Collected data
"""

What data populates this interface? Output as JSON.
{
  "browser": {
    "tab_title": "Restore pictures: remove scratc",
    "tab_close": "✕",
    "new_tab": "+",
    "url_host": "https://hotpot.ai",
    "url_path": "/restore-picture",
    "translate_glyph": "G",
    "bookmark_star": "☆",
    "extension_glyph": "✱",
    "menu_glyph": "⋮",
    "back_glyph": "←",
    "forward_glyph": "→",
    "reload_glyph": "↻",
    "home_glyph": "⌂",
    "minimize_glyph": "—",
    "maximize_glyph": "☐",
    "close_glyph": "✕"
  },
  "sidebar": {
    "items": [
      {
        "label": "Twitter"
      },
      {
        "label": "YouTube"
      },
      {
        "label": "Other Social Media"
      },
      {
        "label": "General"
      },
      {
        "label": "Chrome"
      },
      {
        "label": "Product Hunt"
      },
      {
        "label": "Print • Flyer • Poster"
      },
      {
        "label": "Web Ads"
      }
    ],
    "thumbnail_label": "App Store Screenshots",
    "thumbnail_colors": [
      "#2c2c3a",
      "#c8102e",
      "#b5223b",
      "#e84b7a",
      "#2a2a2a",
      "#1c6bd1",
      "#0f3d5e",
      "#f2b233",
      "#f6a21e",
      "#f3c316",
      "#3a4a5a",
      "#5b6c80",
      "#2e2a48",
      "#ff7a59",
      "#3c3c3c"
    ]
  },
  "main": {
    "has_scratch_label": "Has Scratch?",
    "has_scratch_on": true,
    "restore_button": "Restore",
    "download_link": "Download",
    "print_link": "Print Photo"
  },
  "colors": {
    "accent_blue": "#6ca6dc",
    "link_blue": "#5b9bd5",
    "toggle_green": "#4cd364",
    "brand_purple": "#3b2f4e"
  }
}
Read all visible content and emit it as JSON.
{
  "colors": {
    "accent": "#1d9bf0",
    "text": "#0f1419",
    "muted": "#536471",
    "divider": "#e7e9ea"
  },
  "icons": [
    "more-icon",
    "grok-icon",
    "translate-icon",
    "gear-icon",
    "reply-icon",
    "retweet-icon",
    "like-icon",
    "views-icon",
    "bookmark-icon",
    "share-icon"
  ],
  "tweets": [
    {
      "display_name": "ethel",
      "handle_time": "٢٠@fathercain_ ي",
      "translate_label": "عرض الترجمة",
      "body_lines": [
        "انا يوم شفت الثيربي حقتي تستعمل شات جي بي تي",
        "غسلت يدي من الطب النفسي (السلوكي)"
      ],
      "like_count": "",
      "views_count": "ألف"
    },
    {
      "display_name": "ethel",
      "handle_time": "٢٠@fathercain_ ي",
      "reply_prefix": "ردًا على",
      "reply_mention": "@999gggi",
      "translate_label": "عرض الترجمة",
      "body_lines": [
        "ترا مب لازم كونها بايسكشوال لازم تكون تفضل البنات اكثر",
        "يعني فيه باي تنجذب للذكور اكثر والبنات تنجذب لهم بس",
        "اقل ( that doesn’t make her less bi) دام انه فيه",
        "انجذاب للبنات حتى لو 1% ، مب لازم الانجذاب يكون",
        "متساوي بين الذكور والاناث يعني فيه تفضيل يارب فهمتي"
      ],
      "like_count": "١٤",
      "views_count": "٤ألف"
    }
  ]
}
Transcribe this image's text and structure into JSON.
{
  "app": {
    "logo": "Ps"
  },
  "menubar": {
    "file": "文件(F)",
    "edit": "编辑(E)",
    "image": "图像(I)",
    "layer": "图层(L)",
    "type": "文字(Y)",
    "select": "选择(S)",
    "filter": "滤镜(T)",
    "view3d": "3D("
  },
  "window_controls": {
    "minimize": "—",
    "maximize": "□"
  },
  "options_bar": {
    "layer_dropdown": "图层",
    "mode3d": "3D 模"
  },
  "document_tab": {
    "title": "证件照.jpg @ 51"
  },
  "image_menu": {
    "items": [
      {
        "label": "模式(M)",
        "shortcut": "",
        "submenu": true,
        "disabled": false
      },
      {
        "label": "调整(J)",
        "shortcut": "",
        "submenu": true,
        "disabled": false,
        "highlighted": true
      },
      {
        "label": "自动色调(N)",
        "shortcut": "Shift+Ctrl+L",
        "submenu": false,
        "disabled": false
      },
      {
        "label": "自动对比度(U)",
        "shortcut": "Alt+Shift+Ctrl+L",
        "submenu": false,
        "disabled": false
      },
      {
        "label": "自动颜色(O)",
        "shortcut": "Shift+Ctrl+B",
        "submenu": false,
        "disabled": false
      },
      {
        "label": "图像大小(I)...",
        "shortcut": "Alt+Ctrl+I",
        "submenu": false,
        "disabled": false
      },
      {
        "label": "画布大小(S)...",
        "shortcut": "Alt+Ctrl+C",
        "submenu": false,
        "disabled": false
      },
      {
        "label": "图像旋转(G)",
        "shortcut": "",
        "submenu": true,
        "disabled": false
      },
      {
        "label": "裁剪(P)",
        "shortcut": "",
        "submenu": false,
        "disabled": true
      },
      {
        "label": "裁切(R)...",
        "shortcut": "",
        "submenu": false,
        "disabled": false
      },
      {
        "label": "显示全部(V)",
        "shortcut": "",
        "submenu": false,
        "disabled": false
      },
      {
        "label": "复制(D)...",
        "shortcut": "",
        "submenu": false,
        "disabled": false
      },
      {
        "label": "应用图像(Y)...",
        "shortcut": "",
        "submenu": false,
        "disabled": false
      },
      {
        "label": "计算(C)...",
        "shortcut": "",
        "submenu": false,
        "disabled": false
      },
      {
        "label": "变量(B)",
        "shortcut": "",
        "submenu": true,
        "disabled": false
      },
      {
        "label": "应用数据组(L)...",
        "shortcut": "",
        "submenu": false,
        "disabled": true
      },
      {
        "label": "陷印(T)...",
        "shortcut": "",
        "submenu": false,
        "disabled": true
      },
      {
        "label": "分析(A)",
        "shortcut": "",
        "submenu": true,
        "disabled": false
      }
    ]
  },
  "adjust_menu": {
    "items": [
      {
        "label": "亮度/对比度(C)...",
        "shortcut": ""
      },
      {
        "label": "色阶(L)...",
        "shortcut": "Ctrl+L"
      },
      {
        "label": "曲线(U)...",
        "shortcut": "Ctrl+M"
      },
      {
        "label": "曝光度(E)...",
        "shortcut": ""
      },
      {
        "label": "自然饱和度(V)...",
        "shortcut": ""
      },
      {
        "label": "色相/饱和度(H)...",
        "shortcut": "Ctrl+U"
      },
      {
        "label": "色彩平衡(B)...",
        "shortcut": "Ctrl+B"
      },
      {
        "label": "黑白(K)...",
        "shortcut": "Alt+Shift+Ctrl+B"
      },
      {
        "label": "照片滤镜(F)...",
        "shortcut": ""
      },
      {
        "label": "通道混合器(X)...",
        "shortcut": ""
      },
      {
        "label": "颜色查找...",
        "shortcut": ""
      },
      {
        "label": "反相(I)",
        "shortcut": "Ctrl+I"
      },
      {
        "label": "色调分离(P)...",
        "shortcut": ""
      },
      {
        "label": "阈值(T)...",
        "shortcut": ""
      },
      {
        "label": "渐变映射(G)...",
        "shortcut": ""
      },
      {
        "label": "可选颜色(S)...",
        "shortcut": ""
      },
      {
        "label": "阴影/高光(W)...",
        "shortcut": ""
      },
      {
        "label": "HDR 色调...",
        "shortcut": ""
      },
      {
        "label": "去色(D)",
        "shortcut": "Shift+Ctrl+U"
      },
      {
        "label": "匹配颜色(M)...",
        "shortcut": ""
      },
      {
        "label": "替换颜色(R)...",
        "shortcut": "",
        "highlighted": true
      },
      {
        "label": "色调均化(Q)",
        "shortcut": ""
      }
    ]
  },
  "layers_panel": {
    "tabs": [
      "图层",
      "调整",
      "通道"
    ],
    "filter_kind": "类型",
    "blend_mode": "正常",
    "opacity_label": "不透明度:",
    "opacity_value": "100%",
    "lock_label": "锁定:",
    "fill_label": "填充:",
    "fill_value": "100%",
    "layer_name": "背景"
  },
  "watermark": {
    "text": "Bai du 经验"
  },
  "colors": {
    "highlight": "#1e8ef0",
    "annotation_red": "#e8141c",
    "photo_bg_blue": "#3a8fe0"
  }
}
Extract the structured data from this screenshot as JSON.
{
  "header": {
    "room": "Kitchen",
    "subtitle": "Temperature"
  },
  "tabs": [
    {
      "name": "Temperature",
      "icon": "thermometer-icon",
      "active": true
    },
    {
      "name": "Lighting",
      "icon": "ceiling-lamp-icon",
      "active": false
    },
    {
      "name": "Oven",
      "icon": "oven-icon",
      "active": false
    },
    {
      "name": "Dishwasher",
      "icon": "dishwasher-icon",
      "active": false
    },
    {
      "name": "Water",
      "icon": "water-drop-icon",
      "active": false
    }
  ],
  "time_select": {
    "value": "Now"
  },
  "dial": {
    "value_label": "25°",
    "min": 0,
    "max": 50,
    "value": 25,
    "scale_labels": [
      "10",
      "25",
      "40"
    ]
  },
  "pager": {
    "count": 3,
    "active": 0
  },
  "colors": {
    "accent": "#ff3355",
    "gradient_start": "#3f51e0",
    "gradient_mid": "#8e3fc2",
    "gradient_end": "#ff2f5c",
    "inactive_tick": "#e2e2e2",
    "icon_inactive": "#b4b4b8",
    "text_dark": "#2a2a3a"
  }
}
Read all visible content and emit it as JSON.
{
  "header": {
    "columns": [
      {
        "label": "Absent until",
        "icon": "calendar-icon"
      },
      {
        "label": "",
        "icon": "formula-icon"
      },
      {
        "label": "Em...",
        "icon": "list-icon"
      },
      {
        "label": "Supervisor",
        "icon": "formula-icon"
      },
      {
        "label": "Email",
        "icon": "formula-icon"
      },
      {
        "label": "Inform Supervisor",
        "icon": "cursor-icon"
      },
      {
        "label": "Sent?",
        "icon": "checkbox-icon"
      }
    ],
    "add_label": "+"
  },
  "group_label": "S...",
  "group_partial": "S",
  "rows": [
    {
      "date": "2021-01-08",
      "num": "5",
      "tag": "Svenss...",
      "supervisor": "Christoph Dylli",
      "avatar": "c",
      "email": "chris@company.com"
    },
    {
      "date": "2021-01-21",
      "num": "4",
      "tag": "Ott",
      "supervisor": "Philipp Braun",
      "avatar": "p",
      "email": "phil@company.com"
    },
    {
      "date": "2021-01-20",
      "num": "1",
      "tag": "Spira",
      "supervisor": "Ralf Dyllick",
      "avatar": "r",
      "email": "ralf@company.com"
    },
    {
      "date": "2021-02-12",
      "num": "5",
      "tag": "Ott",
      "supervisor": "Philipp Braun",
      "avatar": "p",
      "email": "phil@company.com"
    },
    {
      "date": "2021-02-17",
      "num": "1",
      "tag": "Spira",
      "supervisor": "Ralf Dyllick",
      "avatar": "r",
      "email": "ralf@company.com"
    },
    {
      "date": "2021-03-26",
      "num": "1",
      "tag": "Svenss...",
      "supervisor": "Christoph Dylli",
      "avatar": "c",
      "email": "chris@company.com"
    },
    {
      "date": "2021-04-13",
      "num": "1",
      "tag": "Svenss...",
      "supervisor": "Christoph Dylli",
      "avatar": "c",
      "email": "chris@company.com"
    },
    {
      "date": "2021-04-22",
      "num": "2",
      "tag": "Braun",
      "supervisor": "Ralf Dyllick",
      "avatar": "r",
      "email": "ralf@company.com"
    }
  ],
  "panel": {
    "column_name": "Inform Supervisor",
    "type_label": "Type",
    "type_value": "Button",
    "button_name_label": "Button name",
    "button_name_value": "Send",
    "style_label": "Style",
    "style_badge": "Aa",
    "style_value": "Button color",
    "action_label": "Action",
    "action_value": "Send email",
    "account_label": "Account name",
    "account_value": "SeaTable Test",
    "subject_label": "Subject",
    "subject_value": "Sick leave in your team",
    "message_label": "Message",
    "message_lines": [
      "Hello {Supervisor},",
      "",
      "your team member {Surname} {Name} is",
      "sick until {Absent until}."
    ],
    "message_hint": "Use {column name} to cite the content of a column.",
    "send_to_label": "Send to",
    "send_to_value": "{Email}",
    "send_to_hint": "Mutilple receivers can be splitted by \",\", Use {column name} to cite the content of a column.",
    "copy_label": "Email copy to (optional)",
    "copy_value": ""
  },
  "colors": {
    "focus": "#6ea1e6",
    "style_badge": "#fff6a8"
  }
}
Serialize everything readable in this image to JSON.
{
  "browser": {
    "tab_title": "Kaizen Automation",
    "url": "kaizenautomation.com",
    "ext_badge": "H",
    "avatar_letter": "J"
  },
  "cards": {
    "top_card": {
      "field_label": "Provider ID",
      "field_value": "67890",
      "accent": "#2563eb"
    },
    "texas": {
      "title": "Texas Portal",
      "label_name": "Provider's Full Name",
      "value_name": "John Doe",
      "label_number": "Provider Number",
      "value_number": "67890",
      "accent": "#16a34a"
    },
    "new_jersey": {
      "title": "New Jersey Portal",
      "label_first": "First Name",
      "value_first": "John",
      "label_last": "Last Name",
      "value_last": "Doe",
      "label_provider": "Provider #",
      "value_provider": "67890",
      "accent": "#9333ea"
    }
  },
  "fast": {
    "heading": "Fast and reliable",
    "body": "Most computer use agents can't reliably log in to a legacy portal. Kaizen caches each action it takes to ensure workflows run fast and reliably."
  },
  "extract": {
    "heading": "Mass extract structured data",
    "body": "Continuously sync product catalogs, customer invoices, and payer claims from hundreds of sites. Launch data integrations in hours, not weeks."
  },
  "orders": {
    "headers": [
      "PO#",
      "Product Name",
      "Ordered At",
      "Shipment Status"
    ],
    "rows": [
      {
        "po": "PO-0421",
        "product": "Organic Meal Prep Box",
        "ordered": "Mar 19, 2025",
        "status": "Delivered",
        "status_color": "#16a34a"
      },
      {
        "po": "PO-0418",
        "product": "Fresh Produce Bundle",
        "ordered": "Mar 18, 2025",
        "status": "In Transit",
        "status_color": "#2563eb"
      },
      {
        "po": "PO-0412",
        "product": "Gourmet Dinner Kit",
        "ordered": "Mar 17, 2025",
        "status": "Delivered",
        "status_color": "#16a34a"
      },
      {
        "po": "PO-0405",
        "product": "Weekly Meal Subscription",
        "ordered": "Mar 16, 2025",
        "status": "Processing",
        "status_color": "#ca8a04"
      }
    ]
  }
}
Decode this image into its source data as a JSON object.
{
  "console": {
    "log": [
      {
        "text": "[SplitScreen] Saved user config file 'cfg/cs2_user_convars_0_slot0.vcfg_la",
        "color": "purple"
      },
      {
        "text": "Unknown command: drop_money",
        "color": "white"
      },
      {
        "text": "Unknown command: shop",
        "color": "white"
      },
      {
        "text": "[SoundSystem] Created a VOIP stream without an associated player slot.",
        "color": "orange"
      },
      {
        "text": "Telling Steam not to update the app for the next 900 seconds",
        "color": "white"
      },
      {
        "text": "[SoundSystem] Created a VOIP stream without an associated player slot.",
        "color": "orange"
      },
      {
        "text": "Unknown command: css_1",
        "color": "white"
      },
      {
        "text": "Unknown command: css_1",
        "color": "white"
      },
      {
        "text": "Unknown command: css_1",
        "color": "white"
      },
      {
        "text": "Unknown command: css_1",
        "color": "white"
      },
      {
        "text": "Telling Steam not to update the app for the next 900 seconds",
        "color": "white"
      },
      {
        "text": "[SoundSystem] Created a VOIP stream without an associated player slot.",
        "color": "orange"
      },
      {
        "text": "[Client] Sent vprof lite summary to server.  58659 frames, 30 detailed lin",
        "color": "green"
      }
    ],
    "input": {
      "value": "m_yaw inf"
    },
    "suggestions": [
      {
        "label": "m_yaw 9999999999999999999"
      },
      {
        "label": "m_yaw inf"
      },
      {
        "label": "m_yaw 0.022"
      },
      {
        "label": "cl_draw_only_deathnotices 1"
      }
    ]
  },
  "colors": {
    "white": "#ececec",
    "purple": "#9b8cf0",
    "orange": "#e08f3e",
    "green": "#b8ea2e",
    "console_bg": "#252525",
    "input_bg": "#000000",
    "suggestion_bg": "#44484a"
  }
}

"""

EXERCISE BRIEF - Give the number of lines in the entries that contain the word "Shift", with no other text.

RESPONSE AREA - 5